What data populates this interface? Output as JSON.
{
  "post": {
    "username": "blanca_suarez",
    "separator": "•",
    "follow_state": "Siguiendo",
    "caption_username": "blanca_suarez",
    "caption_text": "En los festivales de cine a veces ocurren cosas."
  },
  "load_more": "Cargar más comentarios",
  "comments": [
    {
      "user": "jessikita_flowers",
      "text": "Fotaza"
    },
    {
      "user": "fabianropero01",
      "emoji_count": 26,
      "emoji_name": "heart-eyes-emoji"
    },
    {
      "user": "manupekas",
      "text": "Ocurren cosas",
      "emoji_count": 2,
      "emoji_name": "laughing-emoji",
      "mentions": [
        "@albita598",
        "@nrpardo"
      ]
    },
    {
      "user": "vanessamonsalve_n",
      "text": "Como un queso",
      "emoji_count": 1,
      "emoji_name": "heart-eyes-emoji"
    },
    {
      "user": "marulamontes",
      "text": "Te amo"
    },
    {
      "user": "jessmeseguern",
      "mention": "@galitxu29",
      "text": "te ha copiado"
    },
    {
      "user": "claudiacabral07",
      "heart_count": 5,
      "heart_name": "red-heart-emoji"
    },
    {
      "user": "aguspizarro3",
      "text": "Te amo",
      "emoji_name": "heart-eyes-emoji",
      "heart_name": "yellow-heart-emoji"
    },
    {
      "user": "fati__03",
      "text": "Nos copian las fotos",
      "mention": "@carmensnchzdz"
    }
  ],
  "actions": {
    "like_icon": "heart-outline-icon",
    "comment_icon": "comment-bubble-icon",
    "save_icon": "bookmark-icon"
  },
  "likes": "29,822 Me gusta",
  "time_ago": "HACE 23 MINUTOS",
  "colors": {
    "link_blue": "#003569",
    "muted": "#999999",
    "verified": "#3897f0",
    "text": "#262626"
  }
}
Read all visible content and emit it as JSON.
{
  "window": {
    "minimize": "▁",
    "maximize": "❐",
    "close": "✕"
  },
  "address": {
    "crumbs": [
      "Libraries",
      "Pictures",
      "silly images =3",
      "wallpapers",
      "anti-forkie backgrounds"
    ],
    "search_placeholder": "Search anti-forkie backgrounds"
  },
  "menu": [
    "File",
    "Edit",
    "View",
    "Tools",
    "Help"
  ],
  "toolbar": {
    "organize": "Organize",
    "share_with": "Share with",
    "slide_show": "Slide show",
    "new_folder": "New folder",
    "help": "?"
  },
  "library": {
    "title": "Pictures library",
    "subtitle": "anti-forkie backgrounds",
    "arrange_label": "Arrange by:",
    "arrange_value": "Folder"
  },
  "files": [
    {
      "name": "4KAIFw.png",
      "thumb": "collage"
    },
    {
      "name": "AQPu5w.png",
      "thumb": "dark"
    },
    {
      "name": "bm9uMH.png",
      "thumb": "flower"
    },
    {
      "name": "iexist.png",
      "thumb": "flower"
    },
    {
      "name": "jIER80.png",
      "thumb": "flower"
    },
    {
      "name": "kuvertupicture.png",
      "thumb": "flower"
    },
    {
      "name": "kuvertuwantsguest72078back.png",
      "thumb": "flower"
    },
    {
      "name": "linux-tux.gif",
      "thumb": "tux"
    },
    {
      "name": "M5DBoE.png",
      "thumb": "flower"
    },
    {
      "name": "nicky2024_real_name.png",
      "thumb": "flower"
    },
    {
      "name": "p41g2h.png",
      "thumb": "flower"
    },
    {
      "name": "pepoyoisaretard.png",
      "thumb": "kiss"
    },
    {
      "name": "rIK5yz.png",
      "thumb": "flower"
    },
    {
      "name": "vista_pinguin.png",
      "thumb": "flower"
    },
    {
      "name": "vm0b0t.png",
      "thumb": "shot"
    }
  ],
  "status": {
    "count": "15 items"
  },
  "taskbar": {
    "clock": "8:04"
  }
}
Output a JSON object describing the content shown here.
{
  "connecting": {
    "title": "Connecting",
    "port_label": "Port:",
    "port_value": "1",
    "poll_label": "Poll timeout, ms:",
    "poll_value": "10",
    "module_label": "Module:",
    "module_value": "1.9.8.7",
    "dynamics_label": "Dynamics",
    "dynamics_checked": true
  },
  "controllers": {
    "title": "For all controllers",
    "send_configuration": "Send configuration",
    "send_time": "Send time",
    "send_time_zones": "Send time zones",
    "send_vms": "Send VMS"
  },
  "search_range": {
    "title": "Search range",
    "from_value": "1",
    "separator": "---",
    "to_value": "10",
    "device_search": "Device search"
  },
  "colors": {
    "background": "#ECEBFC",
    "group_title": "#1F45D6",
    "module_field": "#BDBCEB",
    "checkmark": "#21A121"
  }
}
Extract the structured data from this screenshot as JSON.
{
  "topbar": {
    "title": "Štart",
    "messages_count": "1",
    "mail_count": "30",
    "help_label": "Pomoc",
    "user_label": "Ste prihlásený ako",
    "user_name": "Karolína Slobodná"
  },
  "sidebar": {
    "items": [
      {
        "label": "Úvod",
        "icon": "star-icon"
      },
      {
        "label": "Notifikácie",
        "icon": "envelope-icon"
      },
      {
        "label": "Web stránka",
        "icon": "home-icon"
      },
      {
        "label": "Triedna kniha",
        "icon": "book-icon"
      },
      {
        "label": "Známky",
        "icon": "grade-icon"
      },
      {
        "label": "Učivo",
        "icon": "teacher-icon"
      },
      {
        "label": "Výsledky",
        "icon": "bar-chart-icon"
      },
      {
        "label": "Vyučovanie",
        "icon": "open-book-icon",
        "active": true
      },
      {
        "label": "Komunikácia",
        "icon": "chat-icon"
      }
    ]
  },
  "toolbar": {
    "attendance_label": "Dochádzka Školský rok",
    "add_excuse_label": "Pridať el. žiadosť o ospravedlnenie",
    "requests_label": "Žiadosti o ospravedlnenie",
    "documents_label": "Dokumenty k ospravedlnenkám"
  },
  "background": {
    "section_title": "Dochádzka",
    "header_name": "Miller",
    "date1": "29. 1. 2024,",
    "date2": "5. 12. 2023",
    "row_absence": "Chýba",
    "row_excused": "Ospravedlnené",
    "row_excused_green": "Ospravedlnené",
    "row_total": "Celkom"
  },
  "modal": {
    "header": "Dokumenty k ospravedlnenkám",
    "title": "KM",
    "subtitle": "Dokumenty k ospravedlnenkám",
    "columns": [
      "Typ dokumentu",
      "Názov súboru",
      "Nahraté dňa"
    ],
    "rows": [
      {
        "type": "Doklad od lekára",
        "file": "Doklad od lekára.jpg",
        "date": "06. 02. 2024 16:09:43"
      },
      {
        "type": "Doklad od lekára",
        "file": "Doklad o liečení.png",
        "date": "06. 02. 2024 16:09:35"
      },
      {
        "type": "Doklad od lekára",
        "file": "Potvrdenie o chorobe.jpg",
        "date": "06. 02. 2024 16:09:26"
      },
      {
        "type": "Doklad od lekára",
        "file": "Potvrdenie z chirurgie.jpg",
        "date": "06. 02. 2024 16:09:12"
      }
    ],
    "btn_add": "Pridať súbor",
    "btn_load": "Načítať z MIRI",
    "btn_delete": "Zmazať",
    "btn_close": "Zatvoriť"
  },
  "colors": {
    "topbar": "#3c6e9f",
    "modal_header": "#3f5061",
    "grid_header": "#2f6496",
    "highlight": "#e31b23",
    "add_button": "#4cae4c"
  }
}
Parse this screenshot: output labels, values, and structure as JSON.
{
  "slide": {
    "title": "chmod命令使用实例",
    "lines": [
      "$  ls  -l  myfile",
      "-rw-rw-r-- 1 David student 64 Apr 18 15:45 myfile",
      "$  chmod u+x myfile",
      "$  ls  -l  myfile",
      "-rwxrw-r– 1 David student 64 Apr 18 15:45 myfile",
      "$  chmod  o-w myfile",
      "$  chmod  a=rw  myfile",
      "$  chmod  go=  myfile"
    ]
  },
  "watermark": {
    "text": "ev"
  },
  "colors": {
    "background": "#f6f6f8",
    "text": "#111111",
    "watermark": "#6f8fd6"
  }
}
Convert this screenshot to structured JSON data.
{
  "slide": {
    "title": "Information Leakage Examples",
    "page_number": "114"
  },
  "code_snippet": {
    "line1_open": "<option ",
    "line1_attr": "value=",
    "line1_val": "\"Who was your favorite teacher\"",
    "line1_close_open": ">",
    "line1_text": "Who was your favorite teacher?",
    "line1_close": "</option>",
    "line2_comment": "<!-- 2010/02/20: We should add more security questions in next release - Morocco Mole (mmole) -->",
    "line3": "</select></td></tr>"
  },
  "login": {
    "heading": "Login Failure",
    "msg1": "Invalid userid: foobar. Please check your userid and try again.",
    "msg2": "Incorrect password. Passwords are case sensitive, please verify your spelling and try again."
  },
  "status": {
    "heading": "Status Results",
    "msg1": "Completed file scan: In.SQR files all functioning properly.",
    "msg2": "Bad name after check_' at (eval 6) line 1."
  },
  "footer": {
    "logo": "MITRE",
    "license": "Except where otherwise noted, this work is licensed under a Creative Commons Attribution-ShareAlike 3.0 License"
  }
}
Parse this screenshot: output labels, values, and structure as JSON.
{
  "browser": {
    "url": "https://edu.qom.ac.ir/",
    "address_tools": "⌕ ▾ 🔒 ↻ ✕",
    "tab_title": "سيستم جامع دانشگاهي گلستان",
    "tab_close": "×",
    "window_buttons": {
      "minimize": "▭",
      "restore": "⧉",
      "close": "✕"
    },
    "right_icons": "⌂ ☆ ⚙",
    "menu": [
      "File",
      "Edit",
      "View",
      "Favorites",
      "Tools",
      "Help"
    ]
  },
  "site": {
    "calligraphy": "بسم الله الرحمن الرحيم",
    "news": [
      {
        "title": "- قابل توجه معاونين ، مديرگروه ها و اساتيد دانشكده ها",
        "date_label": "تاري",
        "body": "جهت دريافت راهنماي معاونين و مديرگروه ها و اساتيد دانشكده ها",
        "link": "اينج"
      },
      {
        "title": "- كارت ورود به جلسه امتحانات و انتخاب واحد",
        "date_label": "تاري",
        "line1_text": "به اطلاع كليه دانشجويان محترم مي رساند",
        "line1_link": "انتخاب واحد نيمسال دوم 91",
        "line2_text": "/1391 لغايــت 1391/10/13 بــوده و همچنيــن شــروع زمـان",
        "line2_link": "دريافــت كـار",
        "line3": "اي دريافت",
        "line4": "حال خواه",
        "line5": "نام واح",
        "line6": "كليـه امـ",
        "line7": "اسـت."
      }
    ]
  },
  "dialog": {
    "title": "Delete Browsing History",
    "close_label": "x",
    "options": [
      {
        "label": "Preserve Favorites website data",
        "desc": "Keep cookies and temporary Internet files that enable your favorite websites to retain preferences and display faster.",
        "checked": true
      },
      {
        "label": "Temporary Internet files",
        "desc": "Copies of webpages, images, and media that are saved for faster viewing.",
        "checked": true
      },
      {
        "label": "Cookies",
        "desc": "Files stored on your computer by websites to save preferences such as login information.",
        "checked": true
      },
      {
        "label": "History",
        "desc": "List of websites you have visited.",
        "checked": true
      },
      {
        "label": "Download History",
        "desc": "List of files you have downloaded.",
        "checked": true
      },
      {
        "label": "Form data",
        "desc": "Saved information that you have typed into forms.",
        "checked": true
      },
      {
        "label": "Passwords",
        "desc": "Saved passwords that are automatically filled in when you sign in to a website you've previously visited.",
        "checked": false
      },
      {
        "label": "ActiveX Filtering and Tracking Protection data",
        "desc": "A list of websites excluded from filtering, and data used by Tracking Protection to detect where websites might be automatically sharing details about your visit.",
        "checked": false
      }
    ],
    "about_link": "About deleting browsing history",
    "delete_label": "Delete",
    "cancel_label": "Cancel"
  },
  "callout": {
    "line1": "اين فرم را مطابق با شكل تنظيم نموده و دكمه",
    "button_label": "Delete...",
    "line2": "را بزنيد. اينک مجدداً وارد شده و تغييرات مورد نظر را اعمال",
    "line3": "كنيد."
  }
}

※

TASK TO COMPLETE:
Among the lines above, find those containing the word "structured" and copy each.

TASK RESULT:
Extract the structured data from this screenshot as JSON.
Convert this screenshot to structured JSON data.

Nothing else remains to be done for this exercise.